WASHINGTON — The United States on Friday stopped short of granting Libyan rebels full diplomatic recognition, as Mahmud Jibril became the opposition’s first senior official to have talks at the White House.
There was no immediate sign of new US financial help for the cash-strapped rebels but officials did praise the National Transitional Council (NTC) as a “legitimate” voice for Libyans, as they battle Moamer Kadhafi’s regime.
The White House also said it was working with Congress on changes to the law to allow a portion of around $30 billion in Kadhafi regime assets blocked in the United States to be funneled towards the opposition.
Jibril, the second-ranked political leader of the forces trying to topple Kadhafi’s more than 40-year rule, met National Security Advisor Tom Donilon.
But there was no mention of any meeting with President Barack Obama, despite some speculation that the US leader might informally drop by the talks.
“During the meeting, Mr Donilon stated that the United States views the (NTC) as a legitimate and credible interlocutor of the Libyan people,” the White House said in a statement.
“In contrast, Mr Donilon stressed that Kadhafi has lost his legitimacy to rule and reiterated President Obama’s call for Kadhafi to leave immediately.
“Mr Donilon and Dr. Jibril discussed how the United States and the coalition can provide additional support to the (NTC). Mr Donilon applauded the (NTC’s) commitment to an inclusive political transition and a democratic future for Libya.”

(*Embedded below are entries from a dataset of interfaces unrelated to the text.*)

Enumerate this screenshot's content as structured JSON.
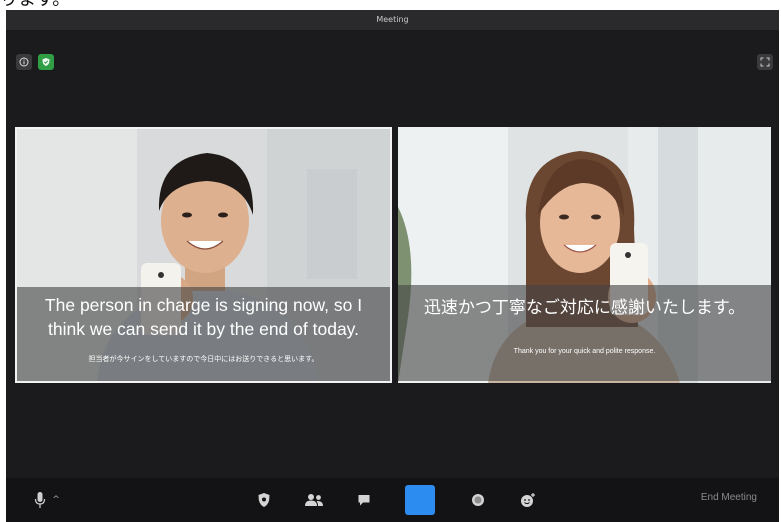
{
  "header_caption": "ります。",
  "window": {
    "title": "Meeting"
  },
  "top_controls": {
    "info_icon": "info-icon",
    "security_icon": "shield-check-icon",
    "fullscreen_icon": "fullscreen-icon",
    "shield_color": "#2f9e44"
  },
  "videos": [
    {
      "main_caption": "The person in charge is signing now, so I think we can send it by the end of today.",
      "sub_caption": "担当者が今サインをしていますので今日中にはお送りできると思います。"
    },
    {
      "main_caption": "迅速かつ丁寧なご対応に感謝いたします。",
      "sub_caption": "Thank you for your quick and polite response."
    }
  ],
  "toolbar": {
    "mic_icon": "microphone-icon",
    "mic_caret": "^",
    "security_icon": "shield-icon",
    "participants_icon": "participants-icon",
    "chat_icon": "chat-icon",
    "share_icon": "share-screen-icon",
    "share_color": "#2d8cf0",
    "record_icon": "record-icon",
    "reactions_icon": "reactions-icon",
    "end_label": "End Meeting"
  }
}
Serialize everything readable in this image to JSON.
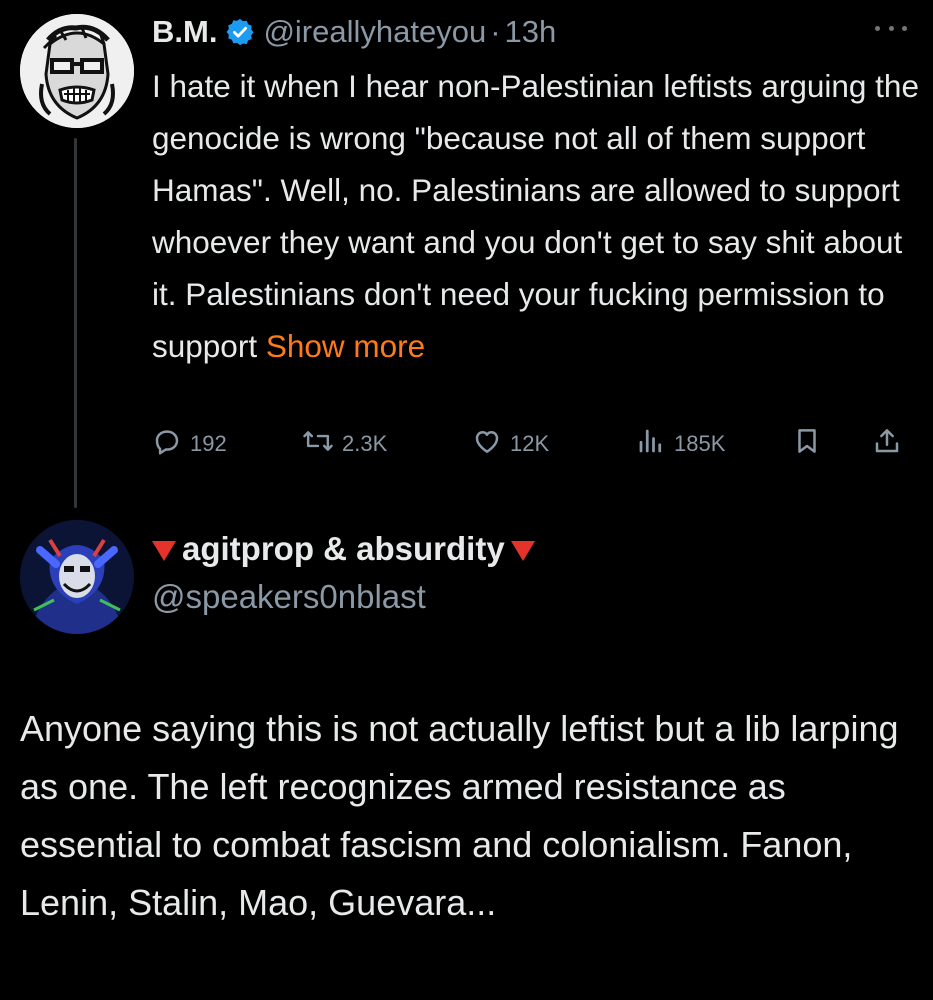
{
  "tweet": {
    "display_name": "B.M.",
    "handle": "@ireallyhateyou",
    "separator": "·",
    "time": "13h",
    "text": "I hate it when I hear non-Palestinian leftists arguing the genocide is wrong \"because not all of them support Hamas\". Well, no. Palestinians are allowed to support whoever they want and you don't get to say shit about it. Palestinians don't need your fucking permission to support ",
    "show_more": "Show more",
    "replies": "192",
    "reposts": "2.3K",
    "likes": "12K",
    "views": "185K"
  },
  "reply": {
    "display_name": "agitprop & absurdity",
    "handle": "@speakers0nblast",
    "text": "Anyone saying this is not actually leftist but a lib larping as one. The left recognizes armed resistance as essential to combat fascism and colonialism. Fanon, Lenin, Stalin, Mao, Guevara..."
  },
  "colors": {
    "background": "#000000",
    "text": "#e7e9ea",
    "muted": "#8b98a5",
    "link": "#ff7a1a",
    "verified": "#1d9bf0",
    "triangle": "#e5322b"
  },
  "icons": [
    "verified-badge-icon",
    "more-icon",
    "reply-icon",
    "repost-icon",
    "like-icon",
    "views-icon",
    "bookmark-icon",
    "share-icon",
    "red-triangle-icon"
  ]
}
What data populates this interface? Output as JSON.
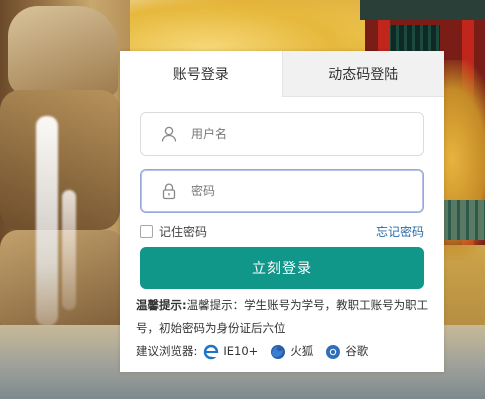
{
  "tabs": [
    {
      "label": "账号登录",
      "active": true
    },
    {
      "label": "动态码登陆",
      "active": false
    }
  ],
  "form": {
    "username_placeholder": "用户名",
    "password_placeholder": "密码",
    "remember_label": "记住密码",
    "forgot_label": "忘记密码",
    "login_label": "立刻登录"
  },
  "tips": {
    "label": "温馨提示:",
    "text": "温馨提示：学生账号为学号，教职工账号为职工号，初始密码为身份证后六位",
    "browsers_label": "建议浏览器:",
    "browsers": [
      {
        "name": "IE10+",
        "icon": "ie-icon"
      },
      {
        "name": "火狐",
        "icon": "firefox-icon"
      },
      {
        "name": "谷歌",
        "icon": "chrome-icon"
      }
    ]
  },
  "colors": {
    "accent": "#11968a",
    "link": "#2b6aa8"
  }
}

Jibril had set the stage for his White House appearance by warning that the opposition NTC was running badly short of money and needed diplomatic recognition as Libya’s rightful rulers